» Dataset entries:

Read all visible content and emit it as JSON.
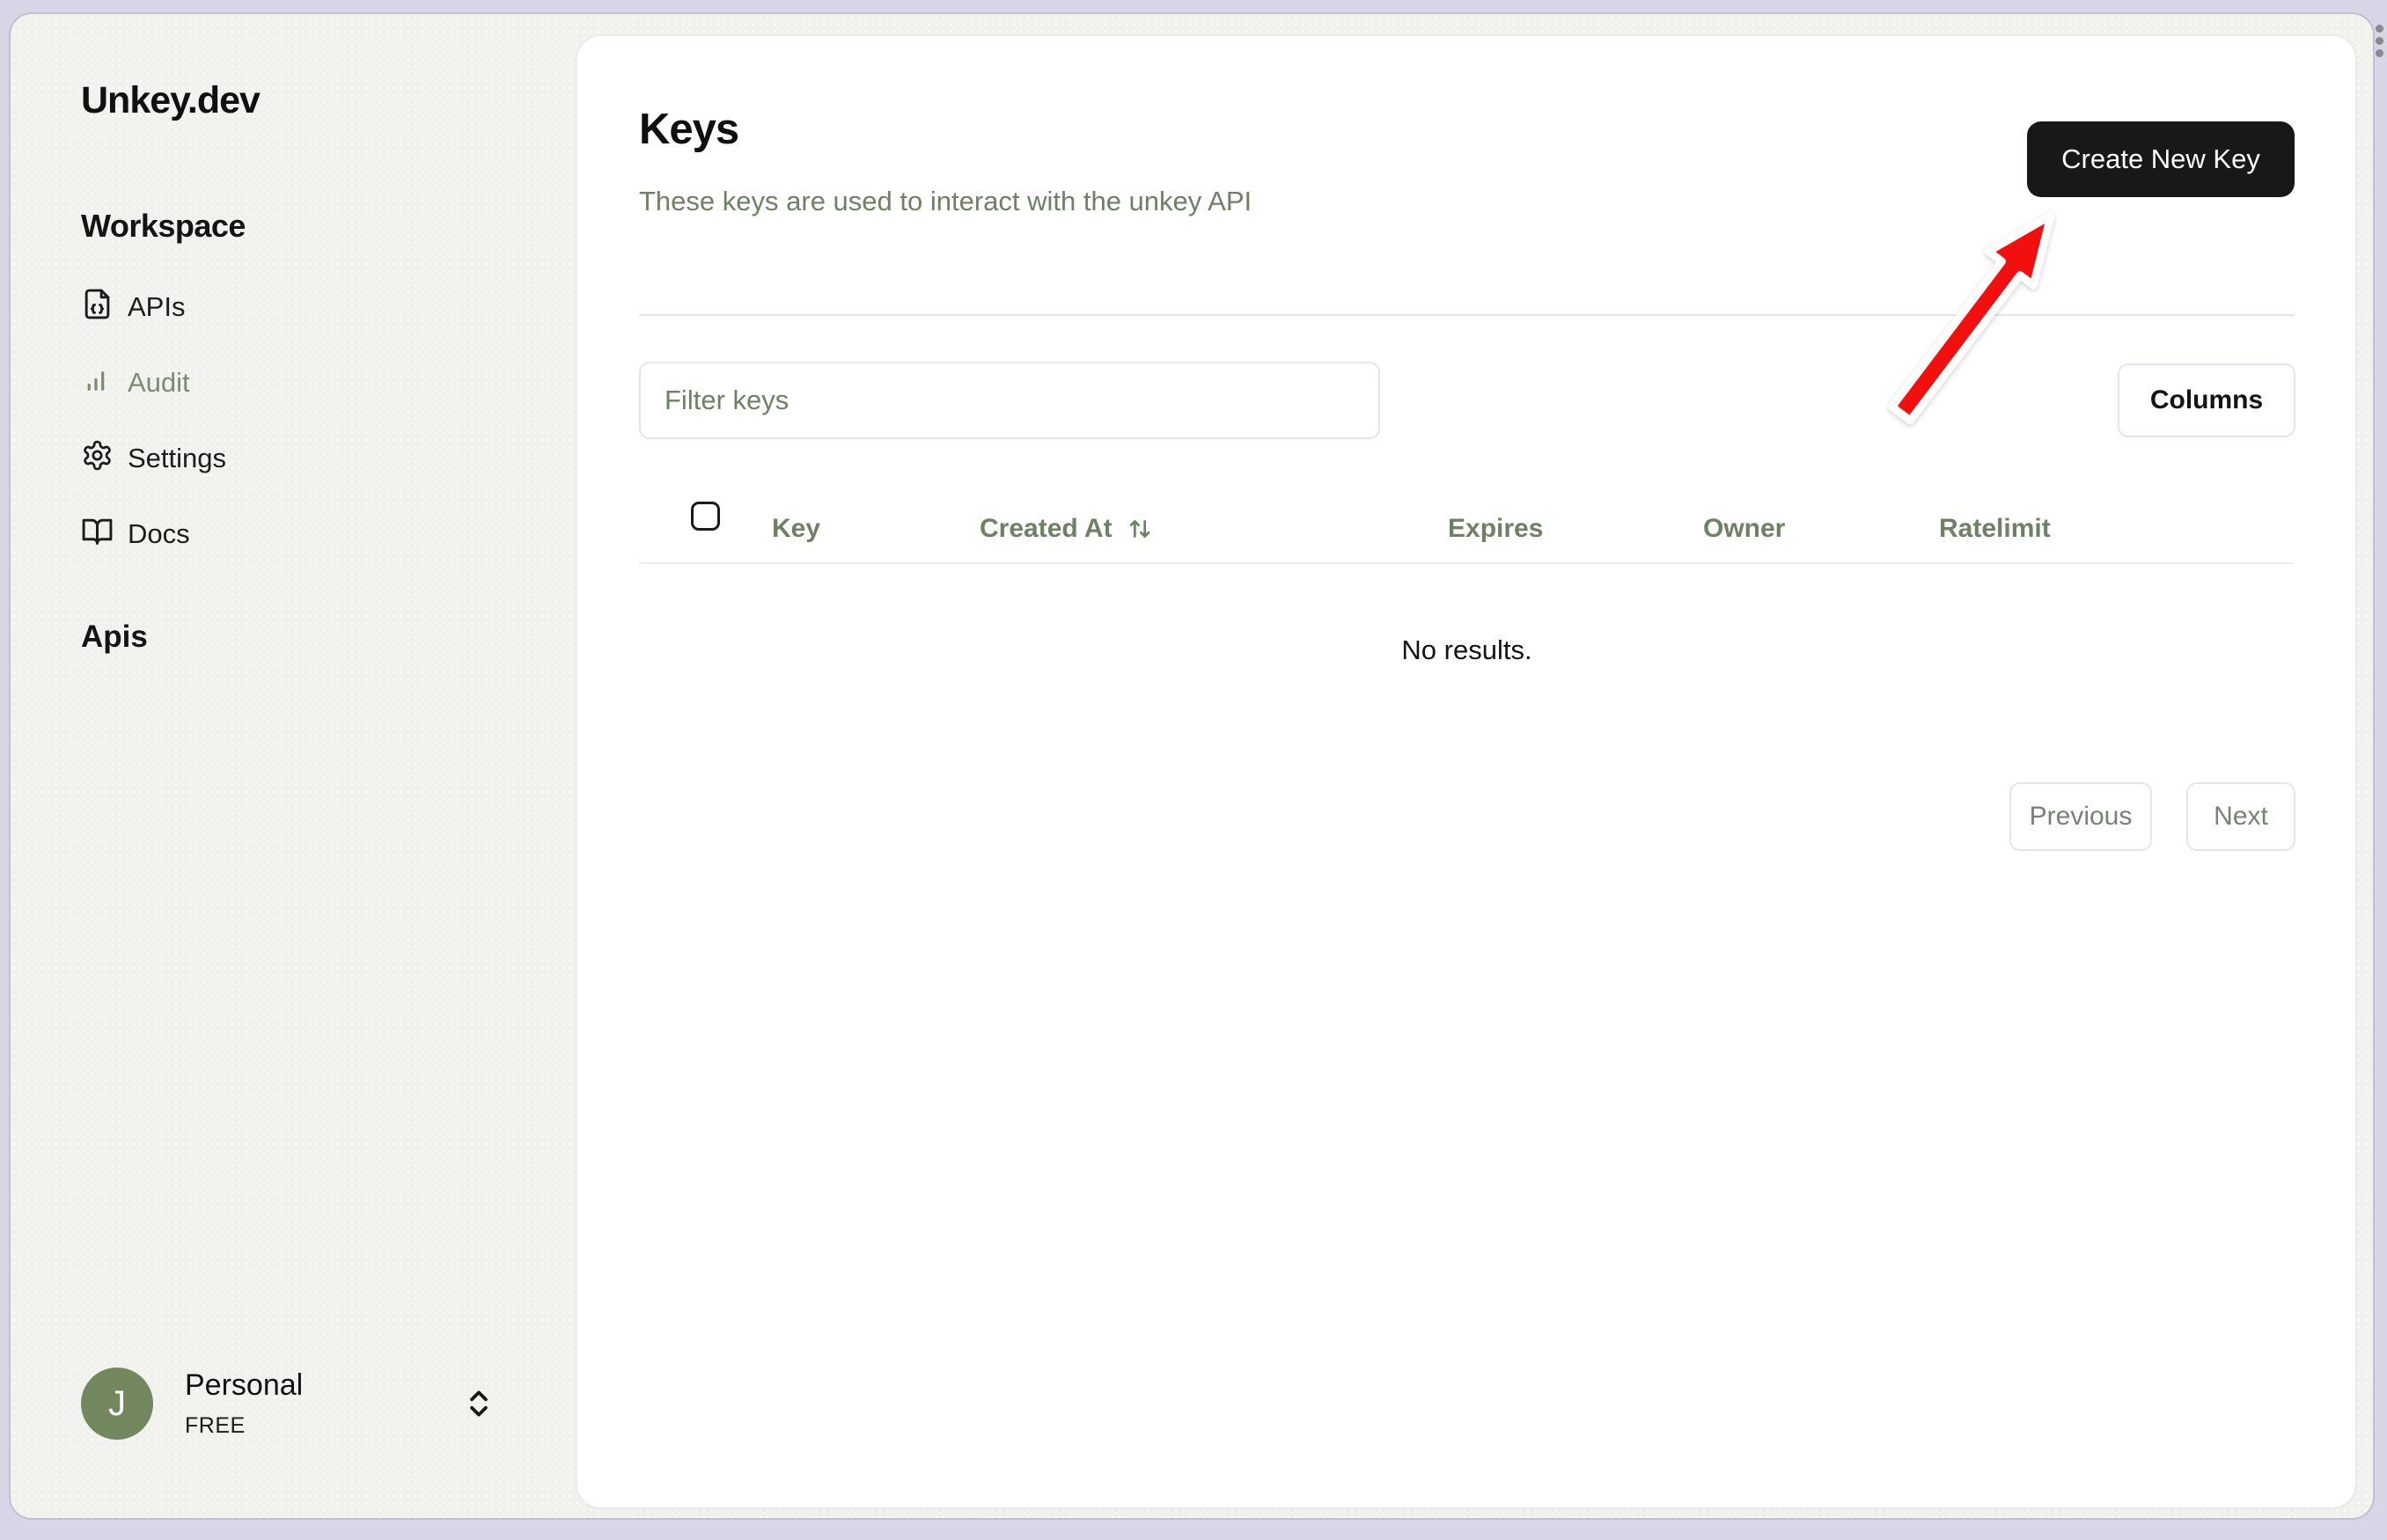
{
  "app": {
    "logo": "Unkey.dev"
  },
  "sidebar": {
    "workspace_heading": "Workspace",
    "nav": [
      {
        "label": "APIs",
        "icon": "file-code-icon"
      },
      {
        "label": "Audit",
        "icon": "bar-chart-icon",
        "muted": true
      },
      {
        "label": "Settings",
        "icon": "gear-icon"
      },
      {
        "label": "Docs",
        "icon": "book-open-icon"
      }
    ],
    "apis_heading": "Apis",
    "account": {
      "avatar_initial": "J",
      "name": "Personal",
      "plan": "FREE",
      "icon": "chevrons-up-down-icon"
    }
  },
  "main": {
    "title": "Keys",
    "subtitle": "These keys are used to interact with the unkey API",
    "create_key_button": "Create New Key",
    "filter_placeholder": "Filter keys",
    "columns_button": "Columns",
    "table": {
      "columns": [
        "Key",
        "Created At",
        "Expires",
        "Owner",
        "Ratelimit"
      ],
      "sorted_column": "Created At",
      "sort_icon": "arrows-up-down-icon",
      "empty_message": "No results."
    },
    "pagination": {
      "previous_label": "Previous",
      "next_label": "Next"
    }
  },
  "annotations": {
    "arrow": {
      "shape": "red-arrow-with-white-outline",
      "points_to": "Create New Key button",
      "color": "#f40f0f"
    }
  },
  "colors": {
    "outer_background": "#d8d5e7",
    "app_background": "#f1f1ee",
    "card_background": "#ffffff",
    "accent_green_text": "#6e8163",
    "muted_nav_green": "#7e8b72",
    "avatar_green": "#74885f",
    "dark_button": "#18181b",
    "arrow_red": "#f40f0f"
  }
}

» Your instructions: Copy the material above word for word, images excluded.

» Solution to this task:
Read all visible content and emit it as JSON.
{
  "app": {
    "logo": "Unkey.dev"
  },
  "sidebar": {
    "workspace_heading": "Workspace",
    "nav": [
      {
        "label": "APIs",
        "icon": "file-code-icon"
      },
      {
        "label": "Audit",
        "icon": "bar-chart-icon",
        "muted": true
      },
      {
        "label": "Settings",
        "icon": "gear-icon"
      },
      {
        "label": "Docs",
        "icon": "book-open-icon"
      }
    ],
    "apis_heading": "Apis",
    "account": {
      "avatar_initial": "J",
      "name": "Personal",
      "plan": "FREE",
      "icon": "chevrons-up-down-icon"
    }
  },
  "main": {
    "title": "Keys",
    "subtitle": "These keys are used to interact with the unkey API",
    "create_key_button": "Create New Key",
    "filter_placeholder": "Filter keys",
    "columns_button": "Columns",
    "table": {
      "columns": [
        "Key",
        "Created At",
        "Expires",
        "Owner",
        "Ratelimit"
      ],
      "sorted_column": "Created At",
      "sort_icon": "arrows-up-down-icon",
      "empty_message": "No results."
    },
    "pagination": {
      "previous_label": "Previous",
      "next_label": "Next"
    }
  },
  "annotations": {
    "arrow": {
      "shape": "red-arrow-with-white-outline",
      "points_to": "Create New Key button",
      "color": "#f40f0f"
    }
  },
  "colors": {
    "outer_background": "#d8d5e7",
    "app_background": "#f1f1ee",
    "card_background": "#ffffff",
    "accent_green_text": "#6e8163",
    "muted_nav_green": "#7e8b72",
    "avatar_green": "#74885f",
    "dark_button": "#18181b",
    "arrow_red": "#f40f0f"
  }
}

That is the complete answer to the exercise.